• _What is expected_: In the entries below, how many lines contain the string "Audit"? Respond with the number only.

════

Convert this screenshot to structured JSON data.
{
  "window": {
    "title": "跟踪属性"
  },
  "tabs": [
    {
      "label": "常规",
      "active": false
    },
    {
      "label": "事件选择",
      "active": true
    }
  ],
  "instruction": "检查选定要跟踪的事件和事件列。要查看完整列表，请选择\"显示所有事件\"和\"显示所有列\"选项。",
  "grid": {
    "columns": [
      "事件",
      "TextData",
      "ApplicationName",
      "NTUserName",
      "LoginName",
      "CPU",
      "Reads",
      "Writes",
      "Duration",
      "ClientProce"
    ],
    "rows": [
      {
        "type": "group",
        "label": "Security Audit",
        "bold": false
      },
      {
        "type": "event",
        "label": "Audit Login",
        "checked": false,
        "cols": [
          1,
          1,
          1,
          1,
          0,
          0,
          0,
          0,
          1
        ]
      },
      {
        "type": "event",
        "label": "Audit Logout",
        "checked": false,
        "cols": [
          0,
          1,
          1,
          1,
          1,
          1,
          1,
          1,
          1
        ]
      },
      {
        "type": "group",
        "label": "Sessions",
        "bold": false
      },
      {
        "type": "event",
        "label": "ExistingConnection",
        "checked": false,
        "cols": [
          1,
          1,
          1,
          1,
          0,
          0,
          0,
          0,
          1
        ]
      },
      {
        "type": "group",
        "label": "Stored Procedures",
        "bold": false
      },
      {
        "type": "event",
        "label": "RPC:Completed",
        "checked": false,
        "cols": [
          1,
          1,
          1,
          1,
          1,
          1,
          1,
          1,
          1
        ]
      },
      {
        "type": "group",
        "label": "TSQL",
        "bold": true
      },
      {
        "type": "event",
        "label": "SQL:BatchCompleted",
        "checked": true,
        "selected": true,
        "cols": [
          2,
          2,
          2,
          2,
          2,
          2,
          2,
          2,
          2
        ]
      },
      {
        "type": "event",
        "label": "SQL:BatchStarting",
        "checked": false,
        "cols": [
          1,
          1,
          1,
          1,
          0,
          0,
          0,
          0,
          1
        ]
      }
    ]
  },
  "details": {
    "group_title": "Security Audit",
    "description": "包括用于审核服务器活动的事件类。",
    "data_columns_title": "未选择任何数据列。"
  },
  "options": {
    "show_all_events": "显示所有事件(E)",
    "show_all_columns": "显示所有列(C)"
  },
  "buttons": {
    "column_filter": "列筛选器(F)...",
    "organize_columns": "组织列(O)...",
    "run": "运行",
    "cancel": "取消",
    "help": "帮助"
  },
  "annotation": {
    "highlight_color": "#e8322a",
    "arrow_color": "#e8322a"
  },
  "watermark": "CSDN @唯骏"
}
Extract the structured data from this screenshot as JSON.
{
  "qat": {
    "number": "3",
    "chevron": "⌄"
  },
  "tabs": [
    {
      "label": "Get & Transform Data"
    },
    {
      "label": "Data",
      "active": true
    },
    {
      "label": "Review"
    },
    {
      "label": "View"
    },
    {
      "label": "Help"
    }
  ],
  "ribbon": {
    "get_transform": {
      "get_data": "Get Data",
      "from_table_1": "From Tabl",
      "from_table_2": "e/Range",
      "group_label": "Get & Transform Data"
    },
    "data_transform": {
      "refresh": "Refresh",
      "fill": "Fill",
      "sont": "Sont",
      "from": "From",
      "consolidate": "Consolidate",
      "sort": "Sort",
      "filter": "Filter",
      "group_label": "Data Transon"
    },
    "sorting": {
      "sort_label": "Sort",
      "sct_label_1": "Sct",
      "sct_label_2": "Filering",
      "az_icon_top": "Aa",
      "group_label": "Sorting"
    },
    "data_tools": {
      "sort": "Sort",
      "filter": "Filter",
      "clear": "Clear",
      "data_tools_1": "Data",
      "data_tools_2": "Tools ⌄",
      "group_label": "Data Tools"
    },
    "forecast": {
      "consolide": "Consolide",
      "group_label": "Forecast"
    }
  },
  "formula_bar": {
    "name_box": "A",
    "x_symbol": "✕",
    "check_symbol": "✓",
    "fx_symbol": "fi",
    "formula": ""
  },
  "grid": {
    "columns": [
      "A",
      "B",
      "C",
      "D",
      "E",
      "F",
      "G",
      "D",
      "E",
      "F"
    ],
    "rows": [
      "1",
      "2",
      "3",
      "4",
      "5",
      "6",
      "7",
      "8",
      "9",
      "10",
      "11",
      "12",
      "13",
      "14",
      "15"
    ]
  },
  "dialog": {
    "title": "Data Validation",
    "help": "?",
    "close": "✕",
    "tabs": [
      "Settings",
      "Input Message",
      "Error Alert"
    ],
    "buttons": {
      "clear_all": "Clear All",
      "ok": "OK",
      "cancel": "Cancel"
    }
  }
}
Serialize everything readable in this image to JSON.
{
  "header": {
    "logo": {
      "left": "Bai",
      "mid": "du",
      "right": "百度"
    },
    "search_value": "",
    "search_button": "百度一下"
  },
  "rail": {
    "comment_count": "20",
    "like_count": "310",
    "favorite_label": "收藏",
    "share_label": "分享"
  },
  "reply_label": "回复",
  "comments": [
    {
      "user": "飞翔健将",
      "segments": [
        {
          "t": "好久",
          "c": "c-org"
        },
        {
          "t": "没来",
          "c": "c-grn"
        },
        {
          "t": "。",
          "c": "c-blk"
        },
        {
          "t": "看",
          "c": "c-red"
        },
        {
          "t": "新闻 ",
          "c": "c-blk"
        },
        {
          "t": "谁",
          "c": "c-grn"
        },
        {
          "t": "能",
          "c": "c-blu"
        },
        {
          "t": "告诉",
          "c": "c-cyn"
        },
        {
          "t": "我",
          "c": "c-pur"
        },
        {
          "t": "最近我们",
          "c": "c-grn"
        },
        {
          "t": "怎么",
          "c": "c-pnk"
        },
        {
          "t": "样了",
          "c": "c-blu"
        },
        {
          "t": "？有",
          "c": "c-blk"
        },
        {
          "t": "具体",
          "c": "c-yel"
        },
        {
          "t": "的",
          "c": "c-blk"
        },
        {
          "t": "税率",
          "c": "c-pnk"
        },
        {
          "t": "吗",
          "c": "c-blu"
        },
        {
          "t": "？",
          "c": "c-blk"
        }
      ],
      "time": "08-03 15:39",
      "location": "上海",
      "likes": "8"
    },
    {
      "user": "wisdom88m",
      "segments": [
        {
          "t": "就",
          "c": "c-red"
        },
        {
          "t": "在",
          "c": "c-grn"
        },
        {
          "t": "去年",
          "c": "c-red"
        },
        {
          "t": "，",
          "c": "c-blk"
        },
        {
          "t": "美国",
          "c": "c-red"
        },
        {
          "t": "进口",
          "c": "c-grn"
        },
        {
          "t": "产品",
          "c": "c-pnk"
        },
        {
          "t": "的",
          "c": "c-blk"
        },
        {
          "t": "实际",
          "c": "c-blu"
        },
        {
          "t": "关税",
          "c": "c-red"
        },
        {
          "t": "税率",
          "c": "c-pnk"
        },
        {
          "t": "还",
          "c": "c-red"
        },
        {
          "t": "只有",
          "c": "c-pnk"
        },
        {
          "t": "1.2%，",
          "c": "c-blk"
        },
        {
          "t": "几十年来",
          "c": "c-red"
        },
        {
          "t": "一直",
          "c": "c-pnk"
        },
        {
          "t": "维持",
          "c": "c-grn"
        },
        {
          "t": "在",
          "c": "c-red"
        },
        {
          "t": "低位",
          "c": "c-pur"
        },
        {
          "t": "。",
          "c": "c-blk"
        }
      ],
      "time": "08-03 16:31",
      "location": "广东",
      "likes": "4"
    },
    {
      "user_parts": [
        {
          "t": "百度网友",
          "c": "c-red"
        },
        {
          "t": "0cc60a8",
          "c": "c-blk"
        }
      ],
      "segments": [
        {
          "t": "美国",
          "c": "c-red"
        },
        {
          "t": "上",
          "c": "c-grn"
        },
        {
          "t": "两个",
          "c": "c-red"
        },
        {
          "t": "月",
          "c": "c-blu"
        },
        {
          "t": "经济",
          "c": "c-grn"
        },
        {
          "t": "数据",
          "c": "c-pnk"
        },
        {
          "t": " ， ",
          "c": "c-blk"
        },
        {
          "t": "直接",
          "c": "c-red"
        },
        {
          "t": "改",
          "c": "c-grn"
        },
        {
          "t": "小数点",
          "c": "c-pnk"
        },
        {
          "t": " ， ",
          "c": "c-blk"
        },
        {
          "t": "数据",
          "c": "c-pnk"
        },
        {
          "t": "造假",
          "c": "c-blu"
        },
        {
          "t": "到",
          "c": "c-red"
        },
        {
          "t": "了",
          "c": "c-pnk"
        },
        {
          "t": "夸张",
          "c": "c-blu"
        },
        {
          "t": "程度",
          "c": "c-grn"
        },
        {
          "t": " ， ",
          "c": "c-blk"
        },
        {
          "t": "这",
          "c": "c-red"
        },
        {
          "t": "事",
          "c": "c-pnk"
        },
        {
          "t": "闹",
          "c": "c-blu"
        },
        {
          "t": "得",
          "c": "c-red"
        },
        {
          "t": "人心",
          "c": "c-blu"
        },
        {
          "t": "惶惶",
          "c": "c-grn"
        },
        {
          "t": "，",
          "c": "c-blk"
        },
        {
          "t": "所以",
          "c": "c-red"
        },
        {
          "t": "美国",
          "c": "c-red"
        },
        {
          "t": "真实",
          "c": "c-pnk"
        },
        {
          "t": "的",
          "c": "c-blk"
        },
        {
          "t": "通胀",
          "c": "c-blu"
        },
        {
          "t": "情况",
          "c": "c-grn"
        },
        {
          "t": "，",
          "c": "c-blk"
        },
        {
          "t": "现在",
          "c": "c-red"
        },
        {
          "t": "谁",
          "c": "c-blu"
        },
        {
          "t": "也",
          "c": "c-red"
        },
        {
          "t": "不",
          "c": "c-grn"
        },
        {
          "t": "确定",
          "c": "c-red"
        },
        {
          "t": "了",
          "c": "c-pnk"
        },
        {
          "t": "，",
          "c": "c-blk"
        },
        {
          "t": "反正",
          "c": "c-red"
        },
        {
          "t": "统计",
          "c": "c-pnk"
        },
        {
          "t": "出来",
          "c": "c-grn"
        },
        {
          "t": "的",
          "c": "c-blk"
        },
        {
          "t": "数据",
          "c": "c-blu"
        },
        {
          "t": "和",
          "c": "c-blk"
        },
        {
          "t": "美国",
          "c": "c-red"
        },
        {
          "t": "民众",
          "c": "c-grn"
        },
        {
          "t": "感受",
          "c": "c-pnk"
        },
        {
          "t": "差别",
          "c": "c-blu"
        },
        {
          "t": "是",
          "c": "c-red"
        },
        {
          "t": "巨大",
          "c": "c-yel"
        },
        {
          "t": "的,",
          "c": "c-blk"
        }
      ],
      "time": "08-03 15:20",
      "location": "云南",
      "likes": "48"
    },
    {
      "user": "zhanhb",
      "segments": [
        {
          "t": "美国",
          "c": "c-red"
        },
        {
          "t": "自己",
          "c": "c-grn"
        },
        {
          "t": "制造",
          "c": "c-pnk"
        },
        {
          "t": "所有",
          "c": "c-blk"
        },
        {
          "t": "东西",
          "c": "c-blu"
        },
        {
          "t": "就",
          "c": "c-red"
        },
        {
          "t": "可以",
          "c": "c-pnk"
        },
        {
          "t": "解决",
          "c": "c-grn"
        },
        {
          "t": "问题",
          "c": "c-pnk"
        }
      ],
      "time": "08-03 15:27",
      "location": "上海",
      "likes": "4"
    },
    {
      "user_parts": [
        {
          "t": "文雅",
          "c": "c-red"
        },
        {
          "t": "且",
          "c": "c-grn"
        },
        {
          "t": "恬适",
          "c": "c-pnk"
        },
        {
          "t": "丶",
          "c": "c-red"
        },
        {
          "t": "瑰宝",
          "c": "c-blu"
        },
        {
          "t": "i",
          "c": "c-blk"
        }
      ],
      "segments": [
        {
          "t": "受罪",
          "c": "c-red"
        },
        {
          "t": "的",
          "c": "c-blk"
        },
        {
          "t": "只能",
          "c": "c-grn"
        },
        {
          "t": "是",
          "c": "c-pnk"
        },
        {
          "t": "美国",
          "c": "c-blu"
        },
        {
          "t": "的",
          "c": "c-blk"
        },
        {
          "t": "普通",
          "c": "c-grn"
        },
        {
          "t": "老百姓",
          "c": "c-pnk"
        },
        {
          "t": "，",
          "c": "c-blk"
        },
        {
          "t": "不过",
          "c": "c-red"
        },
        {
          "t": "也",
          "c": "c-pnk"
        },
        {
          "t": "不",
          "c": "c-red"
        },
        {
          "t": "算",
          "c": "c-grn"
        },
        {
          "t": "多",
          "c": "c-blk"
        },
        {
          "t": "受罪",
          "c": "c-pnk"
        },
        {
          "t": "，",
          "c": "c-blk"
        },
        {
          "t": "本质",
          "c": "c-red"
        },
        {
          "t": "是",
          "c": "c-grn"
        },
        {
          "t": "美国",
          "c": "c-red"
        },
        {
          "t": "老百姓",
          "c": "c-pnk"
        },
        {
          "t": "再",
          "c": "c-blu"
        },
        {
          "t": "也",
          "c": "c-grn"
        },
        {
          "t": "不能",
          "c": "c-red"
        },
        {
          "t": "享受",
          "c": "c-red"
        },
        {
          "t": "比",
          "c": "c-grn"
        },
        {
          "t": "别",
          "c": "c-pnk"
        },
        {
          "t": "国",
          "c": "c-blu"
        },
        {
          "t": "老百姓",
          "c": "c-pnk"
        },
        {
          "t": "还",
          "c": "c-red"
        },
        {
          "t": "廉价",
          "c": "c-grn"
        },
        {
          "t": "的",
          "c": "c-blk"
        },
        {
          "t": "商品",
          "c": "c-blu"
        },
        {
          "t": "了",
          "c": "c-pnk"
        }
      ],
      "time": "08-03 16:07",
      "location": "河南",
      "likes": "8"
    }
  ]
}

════

• _Written response_: 4